The exercise asks you to copy every line below in which "price" appears.

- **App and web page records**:
○ ○ ○ ○ ○
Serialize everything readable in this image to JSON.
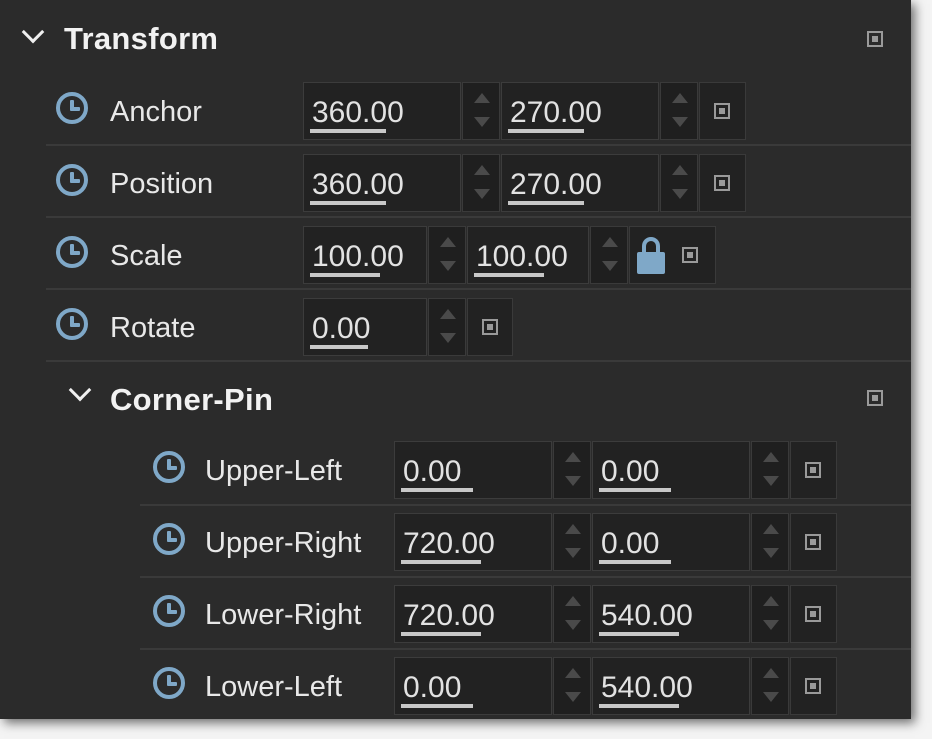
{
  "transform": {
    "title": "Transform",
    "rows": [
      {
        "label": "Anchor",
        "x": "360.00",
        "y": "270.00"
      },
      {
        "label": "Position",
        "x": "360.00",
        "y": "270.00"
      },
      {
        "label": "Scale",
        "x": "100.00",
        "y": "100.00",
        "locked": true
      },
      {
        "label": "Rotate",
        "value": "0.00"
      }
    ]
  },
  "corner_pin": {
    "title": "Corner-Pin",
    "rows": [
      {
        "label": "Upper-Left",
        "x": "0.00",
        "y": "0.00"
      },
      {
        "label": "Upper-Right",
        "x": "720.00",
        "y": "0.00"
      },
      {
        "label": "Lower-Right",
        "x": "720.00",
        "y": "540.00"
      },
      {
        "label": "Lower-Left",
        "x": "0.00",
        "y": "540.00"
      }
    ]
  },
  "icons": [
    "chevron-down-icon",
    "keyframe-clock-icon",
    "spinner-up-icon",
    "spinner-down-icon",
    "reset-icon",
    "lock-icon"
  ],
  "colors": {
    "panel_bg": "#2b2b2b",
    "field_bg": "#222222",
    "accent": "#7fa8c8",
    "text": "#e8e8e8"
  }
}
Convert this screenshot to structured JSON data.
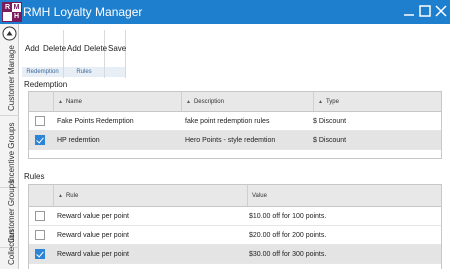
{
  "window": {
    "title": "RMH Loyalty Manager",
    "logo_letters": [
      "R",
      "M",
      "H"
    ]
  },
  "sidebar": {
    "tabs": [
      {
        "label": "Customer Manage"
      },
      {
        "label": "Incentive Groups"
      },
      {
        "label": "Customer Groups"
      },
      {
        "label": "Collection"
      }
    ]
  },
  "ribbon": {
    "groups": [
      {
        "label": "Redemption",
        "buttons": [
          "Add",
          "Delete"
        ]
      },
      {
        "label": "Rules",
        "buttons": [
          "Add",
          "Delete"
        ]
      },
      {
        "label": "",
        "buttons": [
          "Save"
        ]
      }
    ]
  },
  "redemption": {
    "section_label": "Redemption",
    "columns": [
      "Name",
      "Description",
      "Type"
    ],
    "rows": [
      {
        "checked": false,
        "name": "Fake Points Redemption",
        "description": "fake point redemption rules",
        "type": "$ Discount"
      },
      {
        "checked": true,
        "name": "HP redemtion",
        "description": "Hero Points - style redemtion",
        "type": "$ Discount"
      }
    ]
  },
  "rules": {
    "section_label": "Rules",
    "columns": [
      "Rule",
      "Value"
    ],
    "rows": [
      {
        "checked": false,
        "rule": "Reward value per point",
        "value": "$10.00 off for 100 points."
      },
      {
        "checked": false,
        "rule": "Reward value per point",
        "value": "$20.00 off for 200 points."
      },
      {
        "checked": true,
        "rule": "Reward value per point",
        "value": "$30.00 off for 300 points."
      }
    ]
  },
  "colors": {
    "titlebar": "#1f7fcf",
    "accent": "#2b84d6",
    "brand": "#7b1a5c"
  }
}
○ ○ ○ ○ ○
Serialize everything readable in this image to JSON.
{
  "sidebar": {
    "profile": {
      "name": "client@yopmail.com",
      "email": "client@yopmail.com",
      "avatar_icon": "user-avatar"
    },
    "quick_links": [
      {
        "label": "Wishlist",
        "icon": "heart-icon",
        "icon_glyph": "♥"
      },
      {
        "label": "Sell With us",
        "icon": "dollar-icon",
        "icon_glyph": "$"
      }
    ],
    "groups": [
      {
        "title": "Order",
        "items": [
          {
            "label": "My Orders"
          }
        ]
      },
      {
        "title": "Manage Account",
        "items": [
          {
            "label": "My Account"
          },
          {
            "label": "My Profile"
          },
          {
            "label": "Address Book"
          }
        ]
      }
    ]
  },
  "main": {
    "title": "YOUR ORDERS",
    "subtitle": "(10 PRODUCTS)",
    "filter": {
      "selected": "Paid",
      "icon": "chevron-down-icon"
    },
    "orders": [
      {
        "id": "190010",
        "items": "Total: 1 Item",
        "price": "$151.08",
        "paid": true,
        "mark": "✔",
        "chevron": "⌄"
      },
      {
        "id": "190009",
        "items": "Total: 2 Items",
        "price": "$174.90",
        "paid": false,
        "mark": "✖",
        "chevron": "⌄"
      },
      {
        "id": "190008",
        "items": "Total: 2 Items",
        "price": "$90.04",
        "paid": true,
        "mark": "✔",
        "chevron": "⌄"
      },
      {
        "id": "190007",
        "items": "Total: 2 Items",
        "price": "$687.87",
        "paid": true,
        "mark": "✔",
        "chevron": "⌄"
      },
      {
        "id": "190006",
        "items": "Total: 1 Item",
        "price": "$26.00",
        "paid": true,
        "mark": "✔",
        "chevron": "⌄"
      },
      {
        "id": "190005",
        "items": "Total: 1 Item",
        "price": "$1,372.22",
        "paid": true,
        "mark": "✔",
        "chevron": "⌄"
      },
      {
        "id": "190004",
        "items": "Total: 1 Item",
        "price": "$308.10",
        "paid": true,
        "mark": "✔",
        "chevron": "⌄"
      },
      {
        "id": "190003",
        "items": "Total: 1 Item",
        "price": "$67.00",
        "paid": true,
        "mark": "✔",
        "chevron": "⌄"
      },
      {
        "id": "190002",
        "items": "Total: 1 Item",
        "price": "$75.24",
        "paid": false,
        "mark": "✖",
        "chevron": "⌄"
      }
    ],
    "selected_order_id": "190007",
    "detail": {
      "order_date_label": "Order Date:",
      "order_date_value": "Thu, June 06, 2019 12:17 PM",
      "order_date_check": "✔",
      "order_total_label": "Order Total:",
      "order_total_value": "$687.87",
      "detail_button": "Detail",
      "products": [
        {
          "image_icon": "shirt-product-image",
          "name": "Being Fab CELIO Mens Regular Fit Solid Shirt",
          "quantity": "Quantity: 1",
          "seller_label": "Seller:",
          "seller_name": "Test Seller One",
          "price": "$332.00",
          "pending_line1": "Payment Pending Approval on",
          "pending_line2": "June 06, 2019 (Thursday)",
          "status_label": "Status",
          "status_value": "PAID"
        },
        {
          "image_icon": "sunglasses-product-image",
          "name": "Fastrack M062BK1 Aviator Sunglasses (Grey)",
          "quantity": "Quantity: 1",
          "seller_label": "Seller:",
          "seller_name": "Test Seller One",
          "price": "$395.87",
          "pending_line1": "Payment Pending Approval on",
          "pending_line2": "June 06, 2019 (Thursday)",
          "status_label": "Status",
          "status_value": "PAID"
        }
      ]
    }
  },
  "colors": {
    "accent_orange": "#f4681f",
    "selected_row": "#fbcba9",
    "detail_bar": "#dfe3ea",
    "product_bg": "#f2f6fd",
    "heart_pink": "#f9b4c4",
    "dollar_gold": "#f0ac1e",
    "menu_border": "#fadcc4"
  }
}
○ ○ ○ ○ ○
- **Task result**:
        "price": "$151.08",
        "price": "$174.90",
        "price": "$90.04",
        "price": "$687.87",
        "price": "$26.00",
        "price": "$1,372.22",
        "price": "$308.10",
        "price": "$67.00",
        "price": "$75.24",
          "price": "$332.00",
          "price": "$395.87",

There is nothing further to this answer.